    Is there a way to avoid that?

    Here is a link to the powerpivot if that helps.

    https://dl.dropboxusercontent.com/u/9233846/test_inventory_f.xlsx

    • Edited by CLEARIFY Monday, June 24, 2013 5:37 PM Add information
    Monday, June 24, 2013 5:26 PM
  • Now I understand your need, but you have the following problem: DAX is completely unaware of the user interface (i.e. the PivotTable) in which you are placing the measures you defined. From this point of view, MDX provides some more info (through the AXIS object) but this doesn't mean that it's easier than MDX (actually, the opposite is true).

    Thus, there is no direct way to detect in your formula what is the order in which the user put attributes in the PivotTable. You can use functions such as ISFILTERED and ISCROSSFILTERED, but in reality you are not able to discriminate the order of them - so you would not know whether Item Name and Inventory Document are before or after the Inventory Line Forecast Date in your example.

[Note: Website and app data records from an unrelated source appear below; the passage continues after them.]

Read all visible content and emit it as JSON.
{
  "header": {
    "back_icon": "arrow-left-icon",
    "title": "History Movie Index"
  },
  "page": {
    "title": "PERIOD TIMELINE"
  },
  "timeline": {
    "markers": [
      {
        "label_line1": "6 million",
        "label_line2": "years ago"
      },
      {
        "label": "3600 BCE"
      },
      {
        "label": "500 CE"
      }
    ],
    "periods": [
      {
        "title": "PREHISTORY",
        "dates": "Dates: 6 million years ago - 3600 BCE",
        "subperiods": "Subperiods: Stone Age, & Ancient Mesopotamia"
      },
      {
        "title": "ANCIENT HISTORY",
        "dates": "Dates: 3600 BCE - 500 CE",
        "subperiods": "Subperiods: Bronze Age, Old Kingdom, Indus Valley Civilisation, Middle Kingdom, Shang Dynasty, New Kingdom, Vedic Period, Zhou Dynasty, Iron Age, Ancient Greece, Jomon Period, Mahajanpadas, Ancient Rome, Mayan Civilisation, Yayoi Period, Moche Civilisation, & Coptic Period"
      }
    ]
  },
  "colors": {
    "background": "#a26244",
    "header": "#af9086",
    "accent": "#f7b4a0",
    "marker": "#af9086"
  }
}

    You might try to forecast the possible meaningful combinations and with some IF statement trying to use the proper formula, but I'm not sure about the usability of such approach. Probably a better approach is working on the client side - an Excel AddIn has more information about the user interaction and could build the measure on the fly, but the problem that at this time creating a measure by code is not supported by Microsoft (you can find more info here).


    Marco Russo http://ssasworkshop.com http://www.sqlbi.com http://sqlblog.com/blogs/marco_russo

    Tuesday, June 25, 2013 6:40 AM
  • Since the running total serves a particular function for people wanting to see what their inventory levels would be in the future, a finite set of columns is appropriate, and not problematic.  We used this today for a few people, under the guise that 'tell us what you want' and we will create the appropriate formula.  Works like a champ, even with the limitations.

    What I was totally surprised by Gerhard's solution was that even if I moved the forecast date to the right of other row labels, the running total STAYED with the line item.  I didn't expect that; I had surmised as you pointed out above, that the order of the columns would dictate (e.g. dates have to be in order for a correct running total).  But, not the case as I found out:  Compare this to my earlier post.

    I have to learn more about the CALCULATETABLE functionality, because it seems to act as a SQL Subquery of sorts.

    You guys are my heroes here.

    Tuesday, June 25, 2013 7:04 AM